Whitefish Pilot | May 20, 2020 1:00 AM
After its first year of professional learning communities, the Whitefish School District is looking to further expand its professional development opportunities for staff.
Ryder Delaloye, District Curriculum Director, presented on plans for professional development for the 2020-2021 school year during the May 12 board meeting, held virtually.
The professional development plan is laid out to align with the district’s strategic plan, adopted last year, by adhering to its three priorities — helping each student improve academically each year, using data to drive improvement, and ensuring the schools are safe, inclusive and welcoming.
For the first priority, Delaloye said he’s hoping to see further development of the teachers’ professional learning communities, which began to meet during early release Wednesdays at the start of the current school year to help align curriculum between teachers and grade levels.
Delaloye said next year will see a furthering of the learning communities process, aimed at establishing a guaranteed and viable curriculum for the district, and so far he’s heard good feedback from teachers about the program.
“Each building will identify the resources and supports they need to continue this process, but I want to highlight the fact that we made a significant investment as a district by having our early release on Wednesdays to carve out and create a substantial amount of time on a weekly basis for collaboration,” Delaloye said. “What we will work towards next year is establishing a framework of [learning communities] so that teachers can begin collecting data, analyzing that data, making instructional decisions, and having an iterative process through the use of common formative assessments.”
Likewise, all new teachers will participate in a half-year, virtual instruction coaching focused on either mastery-based progressions or student-centered assessment and feedback.
The district will also build on its Multi-Tiered Systems of Support program, and educational consultant Bella Bikowsky will conduct on audit of the program aimed and finding new ways to improve.
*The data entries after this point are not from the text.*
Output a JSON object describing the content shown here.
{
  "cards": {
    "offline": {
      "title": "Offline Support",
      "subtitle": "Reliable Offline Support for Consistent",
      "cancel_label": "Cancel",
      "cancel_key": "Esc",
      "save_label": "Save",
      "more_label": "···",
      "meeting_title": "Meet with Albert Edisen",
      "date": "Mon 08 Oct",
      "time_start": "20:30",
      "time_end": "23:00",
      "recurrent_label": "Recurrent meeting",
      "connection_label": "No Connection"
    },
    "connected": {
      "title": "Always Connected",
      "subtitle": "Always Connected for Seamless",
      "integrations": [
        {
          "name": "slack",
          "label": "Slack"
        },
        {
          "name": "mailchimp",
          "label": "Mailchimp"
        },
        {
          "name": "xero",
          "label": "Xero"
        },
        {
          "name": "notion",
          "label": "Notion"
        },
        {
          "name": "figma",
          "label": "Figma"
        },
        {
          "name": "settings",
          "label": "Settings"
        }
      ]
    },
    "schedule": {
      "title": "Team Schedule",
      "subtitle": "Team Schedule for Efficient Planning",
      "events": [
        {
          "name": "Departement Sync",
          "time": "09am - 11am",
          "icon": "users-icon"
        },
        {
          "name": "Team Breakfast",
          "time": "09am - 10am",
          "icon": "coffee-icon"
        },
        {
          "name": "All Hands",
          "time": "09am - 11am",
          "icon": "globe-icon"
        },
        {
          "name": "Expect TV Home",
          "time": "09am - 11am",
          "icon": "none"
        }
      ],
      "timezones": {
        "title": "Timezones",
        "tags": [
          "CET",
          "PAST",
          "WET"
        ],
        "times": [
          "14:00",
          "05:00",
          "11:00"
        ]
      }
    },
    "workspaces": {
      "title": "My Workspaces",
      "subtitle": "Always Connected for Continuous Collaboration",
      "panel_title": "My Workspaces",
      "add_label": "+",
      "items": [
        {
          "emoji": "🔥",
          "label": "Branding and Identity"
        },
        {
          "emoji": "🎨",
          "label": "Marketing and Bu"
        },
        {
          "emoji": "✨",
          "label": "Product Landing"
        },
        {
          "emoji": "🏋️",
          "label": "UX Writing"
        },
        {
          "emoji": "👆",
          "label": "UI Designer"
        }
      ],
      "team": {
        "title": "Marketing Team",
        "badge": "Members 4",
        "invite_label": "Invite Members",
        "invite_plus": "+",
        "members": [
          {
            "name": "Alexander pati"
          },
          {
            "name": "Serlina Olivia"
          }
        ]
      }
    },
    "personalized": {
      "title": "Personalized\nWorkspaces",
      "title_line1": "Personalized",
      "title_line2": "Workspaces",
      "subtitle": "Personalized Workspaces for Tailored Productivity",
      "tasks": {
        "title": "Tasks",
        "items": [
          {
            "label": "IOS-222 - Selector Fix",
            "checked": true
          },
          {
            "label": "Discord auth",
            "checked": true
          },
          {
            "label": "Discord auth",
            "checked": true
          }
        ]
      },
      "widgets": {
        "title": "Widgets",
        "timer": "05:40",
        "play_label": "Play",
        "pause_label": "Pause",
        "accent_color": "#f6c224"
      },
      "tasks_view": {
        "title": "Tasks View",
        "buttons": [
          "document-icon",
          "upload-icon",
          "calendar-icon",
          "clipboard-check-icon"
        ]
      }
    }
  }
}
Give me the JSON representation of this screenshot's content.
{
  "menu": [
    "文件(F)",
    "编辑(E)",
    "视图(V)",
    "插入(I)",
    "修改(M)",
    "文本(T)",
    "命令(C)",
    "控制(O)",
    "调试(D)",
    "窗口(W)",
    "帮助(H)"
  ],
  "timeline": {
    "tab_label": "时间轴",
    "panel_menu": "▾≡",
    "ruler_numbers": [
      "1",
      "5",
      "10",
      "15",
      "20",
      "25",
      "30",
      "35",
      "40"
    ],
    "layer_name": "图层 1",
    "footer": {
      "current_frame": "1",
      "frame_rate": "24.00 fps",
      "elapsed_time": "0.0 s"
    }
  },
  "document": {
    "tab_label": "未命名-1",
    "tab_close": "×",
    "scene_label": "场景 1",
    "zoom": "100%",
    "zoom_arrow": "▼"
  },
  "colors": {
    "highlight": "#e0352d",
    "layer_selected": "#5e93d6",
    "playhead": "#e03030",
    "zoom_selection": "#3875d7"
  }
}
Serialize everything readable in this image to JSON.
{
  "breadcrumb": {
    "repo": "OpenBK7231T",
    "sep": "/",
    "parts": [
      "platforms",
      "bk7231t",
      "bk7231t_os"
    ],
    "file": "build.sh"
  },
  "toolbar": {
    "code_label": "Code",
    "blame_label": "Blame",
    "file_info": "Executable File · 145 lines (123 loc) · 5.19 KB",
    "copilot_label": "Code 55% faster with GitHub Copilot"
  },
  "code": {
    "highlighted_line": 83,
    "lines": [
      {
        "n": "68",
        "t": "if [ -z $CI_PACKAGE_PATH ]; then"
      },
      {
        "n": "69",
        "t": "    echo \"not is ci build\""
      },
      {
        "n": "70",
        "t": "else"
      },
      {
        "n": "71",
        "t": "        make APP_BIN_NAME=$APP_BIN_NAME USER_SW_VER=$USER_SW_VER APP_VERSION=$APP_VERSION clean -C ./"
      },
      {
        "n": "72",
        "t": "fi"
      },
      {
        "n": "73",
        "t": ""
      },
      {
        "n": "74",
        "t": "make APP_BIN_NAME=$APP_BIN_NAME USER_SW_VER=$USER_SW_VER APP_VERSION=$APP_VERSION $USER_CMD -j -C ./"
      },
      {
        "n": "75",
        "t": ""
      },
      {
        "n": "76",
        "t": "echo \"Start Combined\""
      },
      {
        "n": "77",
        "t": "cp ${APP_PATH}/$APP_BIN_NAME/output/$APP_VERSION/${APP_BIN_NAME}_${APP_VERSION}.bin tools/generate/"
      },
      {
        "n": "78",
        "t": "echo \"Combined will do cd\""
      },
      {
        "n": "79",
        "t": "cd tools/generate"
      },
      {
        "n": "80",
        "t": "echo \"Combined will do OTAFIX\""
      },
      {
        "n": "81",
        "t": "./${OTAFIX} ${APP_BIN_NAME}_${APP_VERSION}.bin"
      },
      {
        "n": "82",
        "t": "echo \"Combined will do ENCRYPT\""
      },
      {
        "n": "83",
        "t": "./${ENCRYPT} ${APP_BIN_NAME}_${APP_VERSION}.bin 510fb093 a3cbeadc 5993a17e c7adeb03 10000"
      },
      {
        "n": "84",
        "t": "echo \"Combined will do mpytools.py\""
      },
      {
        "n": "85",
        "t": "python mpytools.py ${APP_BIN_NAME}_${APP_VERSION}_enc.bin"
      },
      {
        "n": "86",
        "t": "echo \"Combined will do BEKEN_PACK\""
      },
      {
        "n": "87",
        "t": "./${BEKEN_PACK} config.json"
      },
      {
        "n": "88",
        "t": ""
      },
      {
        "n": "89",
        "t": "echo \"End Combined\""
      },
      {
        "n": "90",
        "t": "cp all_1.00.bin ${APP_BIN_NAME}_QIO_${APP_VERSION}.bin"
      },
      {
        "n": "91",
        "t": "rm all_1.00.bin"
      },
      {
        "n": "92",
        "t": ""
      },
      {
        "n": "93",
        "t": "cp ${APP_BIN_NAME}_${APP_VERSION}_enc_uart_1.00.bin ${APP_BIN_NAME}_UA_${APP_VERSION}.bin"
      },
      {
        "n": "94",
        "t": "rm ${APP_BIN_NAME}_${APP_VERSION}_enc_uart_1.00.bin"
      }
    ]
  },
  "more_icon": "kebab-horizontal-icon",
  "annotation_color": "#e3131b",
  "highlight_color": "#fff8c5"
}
Remote trainings will also likely be a bigger part of professional development moving forward as a result of the coronavirus outbreak.
The new “normal” of remote learning will likely affect what kinds of remote training happens for staff and administrators, Delaloye said, and that will be an ongoing process as the COVID-19 situation plays out into the fall.
“Good professional development is one that carries on and allows for us to iterate and to reflect and to make improvement, and that’s exactly what we’re going to do as we continue with remote learning,” Delaloye said.
Lisa Bloom, second grade teacher, said she’d like to see how remote learning can align with the strategic plan goals.
“Teachers are really going to need some more professional development before school even starts,” Bloom said. “We talked earlier about consistency, and I think the more professional development that we can do with remote learning and tying that into those three priorities, the better we’re all going to look as a school district.”
In aligning with the district’s priority for data-driven improvement, Delaloye said an assessment committee is expected to be created in the fall to identify the most effective and useful evidence-based measures for identifying student growth. Teachers will then be trained on implementing these measurement tools in spring 2021.
Teachers will also participate in training to implement a new math curriculum, which is expected to be approved in June.
As part of building the schools’ environment, the district will continue training staff and new teachers in the school specific social and emotional learning curriculum, including Getting Along Together at Muldown Elementary, Second Step at the middle school and Base Camp at the high school. Another active shooter training will be provided in January 2021 for new staff, as well as a half-day refresher course for middle school staff.
Teams at each school will also continue to explore restorative practices training.
Delaloye said social and emotional tools, as well as restorative practices for teachers, are paramount during the current situation.
“I think this is such an important area of focus for our school district in terms of building those common languages and tools for self regulation, for resiliency, for a growth mindset — all of those pieces we know are critical to the wellbeing, especially as we recover from the trauma that has been this string,” he said.
During the meeting, Superintendent Heather Davis Schmidt stressed the flexibility of the strategic plan, which she says can change to fit the district’s needs.
“Like with the rest of our strategic plan, our professional development planning is a living document and it changes and evolves with us throughout the course of the year,” she said.